The Xerces Society for Invertebrate Conservation has partnered with Oregon Tilth to develop and launch the Bee Better Certified program.
“Bee Better Certified is working with conservation-minded farmers to meet a growing interest from consumers to know how their food choices impact bees,” said Xerces Executive Director Scott Hoffman Black. “Many species of bees have suffered declines over the years, but by creating habitat and reducing pesticide use, Bee Better is generating meaningful change on working farms, helping to preserve crop pollinators and the valuable services they provide to farmers.”
After piloting the program with 13 farmers over the past few months, Xerces and Oregon Tilth are now opening it to farmers nationwide. The program focuses on integrating flower-rich habitat on farms in order to provide food and nesting sites for native bees, honey bees and other pollinators. It also helps farmers reduce or eliminate use of pesticides known to cause harm to bees.
Oregon Tilth assesses and certifies farms based on the amount and quality of habitat created as well as the incorporation of pest management strategies aimed at protecting crop pollinators.
“When Xerces approached us as a possible partner, it seemed like a great fit,” said Oregon Tilth Certification Director Connie Karr. “We knew our missions were aligned, and we could bring our certification expertise alongside their technical expertise in invertebrates to develop this standard together. It’s important to make sure a new set of standards is credible, valuable and achievable. By working together, we could achieve all those things.”
The project received a $350,000 Conservation Innovation Grant in 2016 from USDA’s Natural Resources Conservation Service, which Xerces matched to develop and test the first-of-its-kind program. The Conservation Innovation Grant program aims to drive public-private innovation to support next-generation conservation efforts.

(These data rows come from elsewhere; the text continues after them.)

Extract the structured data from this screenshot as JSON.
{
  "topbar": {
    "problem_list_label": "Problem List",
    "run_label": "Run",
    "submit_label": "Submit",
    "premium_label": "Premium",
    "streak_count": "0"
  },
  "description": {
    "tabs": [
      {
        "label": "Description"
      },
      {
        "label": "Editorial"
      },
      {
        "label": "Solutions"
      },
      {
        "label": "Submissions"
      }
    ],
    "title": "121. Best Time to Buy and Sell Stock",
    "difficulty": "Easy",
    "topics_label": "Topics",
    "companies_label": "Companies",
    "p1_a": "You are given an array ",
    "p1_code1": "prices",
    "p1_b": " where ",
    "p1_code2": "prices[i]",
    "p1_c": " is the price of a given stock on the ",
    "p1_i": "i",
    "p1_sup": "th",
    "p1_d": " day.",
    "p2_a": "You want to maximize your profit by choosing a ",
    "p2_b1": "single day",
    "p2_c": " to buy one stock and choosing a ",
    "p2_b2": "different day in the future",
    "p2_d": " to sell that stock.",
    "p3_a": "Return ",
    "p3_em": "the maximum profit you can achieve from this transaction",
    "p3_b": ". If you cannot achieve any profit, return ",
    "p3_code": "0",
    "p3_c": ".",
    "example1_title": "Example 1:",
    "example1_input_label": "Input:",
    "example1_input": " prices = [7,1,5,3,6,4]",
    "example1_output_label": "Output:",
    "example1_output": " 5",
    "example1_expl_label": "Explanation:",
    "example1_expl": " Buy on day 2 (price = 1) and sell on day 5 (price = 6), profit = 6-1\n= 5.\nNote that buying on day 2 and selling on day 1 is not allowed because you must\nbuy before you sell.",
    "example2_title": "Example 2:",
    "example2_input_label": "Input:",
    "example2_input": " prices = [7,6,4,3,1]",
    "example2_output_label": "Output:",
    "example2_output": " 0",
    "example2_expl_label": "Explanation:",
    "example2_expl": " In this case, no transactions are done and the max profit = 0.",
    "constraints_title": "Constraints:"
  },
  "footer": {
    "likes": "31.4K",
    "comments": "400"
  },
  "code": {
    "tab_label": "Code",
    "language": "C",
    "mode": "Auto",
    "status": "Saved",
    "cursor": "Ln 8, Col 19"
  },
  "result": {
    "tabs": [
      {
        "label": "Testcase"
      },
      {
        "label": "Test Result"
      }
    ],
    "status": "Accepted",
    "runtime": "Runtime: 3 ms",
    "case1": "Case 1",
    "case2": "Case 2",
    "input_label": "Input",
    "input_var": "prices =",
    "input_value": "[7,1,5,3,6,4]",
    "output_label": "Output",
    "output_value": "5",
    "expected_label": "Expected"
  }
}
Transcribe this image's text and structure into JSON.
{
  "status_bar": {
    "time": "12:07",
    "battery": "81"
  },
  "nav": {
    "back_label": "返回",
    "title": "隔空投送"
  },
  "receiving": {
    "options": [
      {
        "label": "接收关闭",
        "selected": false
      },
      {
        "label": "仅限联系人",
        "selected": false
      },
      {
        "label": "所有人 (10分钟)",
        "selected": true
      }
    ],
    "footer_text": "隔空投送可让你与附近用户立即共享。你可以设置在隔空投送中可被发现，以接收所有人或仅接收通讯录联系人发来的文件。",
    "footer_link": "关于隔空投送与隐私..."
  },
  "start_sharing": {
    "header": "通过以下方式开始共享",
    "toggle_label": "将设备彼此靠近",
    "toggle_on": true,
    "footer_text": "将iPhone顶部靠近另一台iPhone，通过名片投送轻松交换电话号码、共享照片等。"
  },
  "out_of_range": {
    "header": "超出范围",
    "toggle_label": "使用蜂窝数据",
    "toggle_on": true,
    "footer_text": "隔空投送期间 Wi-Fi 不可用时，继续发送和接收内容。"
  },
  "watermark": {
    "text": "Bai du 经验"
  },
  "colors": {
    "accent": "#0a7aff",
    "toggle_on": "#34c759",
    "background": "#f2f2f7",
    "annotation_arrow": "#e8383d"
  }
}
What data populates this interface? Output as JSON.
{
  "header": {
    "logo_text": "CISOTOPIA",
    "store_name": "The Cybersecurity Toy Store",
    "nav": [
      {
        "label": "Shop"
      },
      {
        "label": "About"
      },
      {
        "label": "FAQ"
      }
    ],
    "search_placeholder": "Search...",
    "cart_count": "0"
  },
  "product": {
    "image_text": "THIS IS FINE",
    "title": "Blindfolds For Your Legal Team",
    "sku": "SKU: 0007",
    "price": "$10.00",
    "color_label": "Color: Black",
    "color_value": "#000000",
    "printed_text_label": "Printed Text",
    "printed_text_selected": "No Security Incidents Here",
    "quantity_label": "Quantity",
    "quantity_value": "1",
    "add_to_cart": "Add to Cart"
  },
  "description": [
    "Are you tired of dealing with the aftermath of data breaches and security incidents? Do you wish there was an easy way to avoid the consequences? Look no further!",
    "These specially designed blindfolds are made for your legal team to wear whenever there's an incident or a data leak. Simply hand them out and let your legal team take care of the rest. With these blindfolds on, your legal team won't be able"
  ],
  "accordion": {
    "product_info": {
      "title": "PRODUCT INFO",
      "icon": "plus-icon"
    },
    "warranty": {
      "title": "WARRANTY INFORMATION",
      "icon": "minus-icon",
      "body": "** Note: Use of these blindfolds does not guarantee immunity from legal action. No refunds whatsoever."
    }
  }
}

NRCS offers more than three dozen conservation activities that farmers can use to integrate bee habitat amid working lands and to use pesticides wisely. Several of the farmers who piloted Bee Better Certified have worked with NRCS to make conservation improvements on their land.
“About two-thirds of the country is privately owned, meaning the land management choices of our nation’s farmers, ranchers and forest landowners can have positive impacts from pollinators,” NRCS Acting Chief Leonard Jordan said. “We’re inspired by the many men and women who step up and voluntarily implement conservation practices on their land, which benefits bees and other pollinators as well as our soil, water and air.”
Bee Better is open to farms of all types and sizes. Those interested submit an application to Oregon Tilth, which inspects the farm and certifies if it meets standards. Certified farmers are able to use the Bee Better seal on their farmstands. Manufacturers can also use the seal on products that contain Bee Better Certified ingredients.
Source: USDA NRCS